Other information in Jim’s words that might influence your practice:
• Backbends are the most important things to do to prevent bulging or herniated disks. Front side of the spine is “traffic jam” and needs to open up. Jim emphasized when doing backbends contract the hips, knees locked. However, in forward bends be sure to suck in your stomach.
• In standing head to knee, we concentrate on “locking the knee” to begin the travel of information up and down the spine. Neurons fire in the brain establishing a new and stronger mind and body connection. So, recite “lock the knee” in your mind over and over again.
• In standing bow pulling pose, bring your “body down on the table top.” That means body comes down parallel to the floor.
• Cobra posture is the best medicine for lower spine problems. Be sure to squeeze hip muscles and legs nice and tight.
• The term used in the dialog “with your smiling happy face” has more meaning than just being a warm phrase to use. We have forty six muscles in the face. We use forty three when we frown but only three when we smile. A smiling happy face is a relaxed face!
• In both Camel and Rabbit, the grip is most important. Don’t lose the grip.
• A normal spine measures twenty four inches. Measuring the spine in Camel pose, it can compress to sixteen inches. And in Rabbit pose, extend to thirty two inches! Our spine has a range of motion in this case of sixteen inches! That is what we are capable of and what we want for good spinal health.
• Imagine that you are standing at the edge of a cliff with your toenails just hanging off the edge. Much the same, take yourself to the edge of the pose for you and stretch just a very little bit across that boundary line and hold it there for a few seconds. Do this every day with every practice and conquer death / maintain youth!
• Yoga will put the spotlight on the areas of your body hiding any viruses or other invaders. It’s time to be rid of them. Use the yoga to help you heal that part now surfacing.
• First you must love yourself, and then you must like yourself. Only then will you take care of yourself.

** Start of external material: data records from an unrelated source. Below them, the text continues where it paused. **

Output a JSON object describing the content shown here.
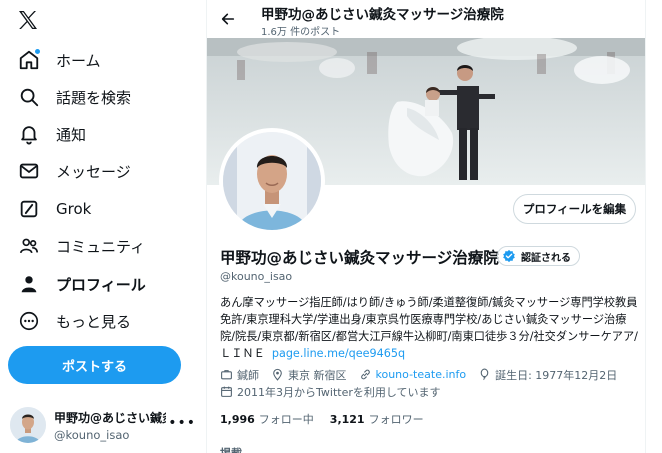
{
  "sidebar": {
    "logo": "x-logo",
    "items": [
      {
        "label": "ホーム",
        "icon": "home-icon",
        "notification": true
      },
      {
        "label": "話題を検索",
        "icon": "search-icon"
      },
      {
        "label": "通知",
        "icon": "bell-icon"
      },
      {
        "label": "メッセージ",
        "icon": "envelope-icon"
      },
      {
        "label": "Grok",
        "icon": "grok-icon"
      },
      {
        "label": "コミュニティ",
        "icon": "people-icon"
      },
      {
        "label": "プロフィール",
        "icon": "person-icon",
        "active": true
      },
      {
        "label": "もっと見る",
        "icon": "more-circle-icon"
      }
    ],
    "post_button": "ポストする"
  },
  "account": {
    "name": "甲野功@あじさい鍼灸マッサージ治療院",
    "handle": "@kouno_isao",
    "more": "•••"
  },
  "header": {
    "title": "甲野功@あじさい鍼灸マッサージ治療院",
    "post_count": "1.6万 件のポスト"
  },
  "profile": {
    "edit_button": "プロフィールを編集",
    "name": "甲野功@あじさい鍼灸マッサージ治療院",
    "verified_label": "認証される",
    "handle": "@kouno_isao",
    "bio": "あん摩マッサージ指圧師/はり師/きゅう師/柔道整復師/鍼灸マッサージ専門学校教員免許/東京理科大学/学連出身/東京呉竹医療専門学校/あじさい鍼灸マッサージ治療院/院長/東京都/新宿区/都営大江戸線牛込柳町/南東口徒歩３分/社交ダンサーケアア/ＬＩＮＥ ",
    "bio_link": "page.line.me/qee9465q",
    "occupation": "鍼師",
    "location": "東京 新宿区",
    "website": "kouno-teate.info",
    "birthday": "誕生日: 1977年12月2日",
    "joined": "2011年3月からTwitterを利用しています",
    "following_count": "1,996",
    "following_label": "フォロー中",
    "followers_count": "3,121",
    "followers_label": "フォロワー",
    "pinned_label": "掲載"
  },
  "colors": {
    "accent": "#1d9bf0",
    "text": "#0f1419",
    "muted": "#536471",
    "border": "#cfd9de"
  }
}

It is absolutely amazing how wonderfully popular yoga is becoming! More and more people are doing it and should be! Maybe it is just me, but at times I find the yoga to be too dramatized. Our culture has a way of doing that. But, again I can hear Bikram saying this over and over again, “it is so simple.” And you know what? It is. We are at the beginning of a new year and for many of us the beginning of a 60 day challenge. If you are reading this and you are new to learning about yoga, don’t ignore the advice your friends are giving you to come try it out. If you haven’t been in a long time, come back. If you are a regular member, come do the challenge. Keep it simple and try the right way.
The investment you make in yourself is the only investment that really matters. “Most important thing in your life IS your life,” says Bikram. If you don’t take care of it, you can’t take care of your job, your family, your health etc. “Don’t compromise your life for anything,” adds Bikram.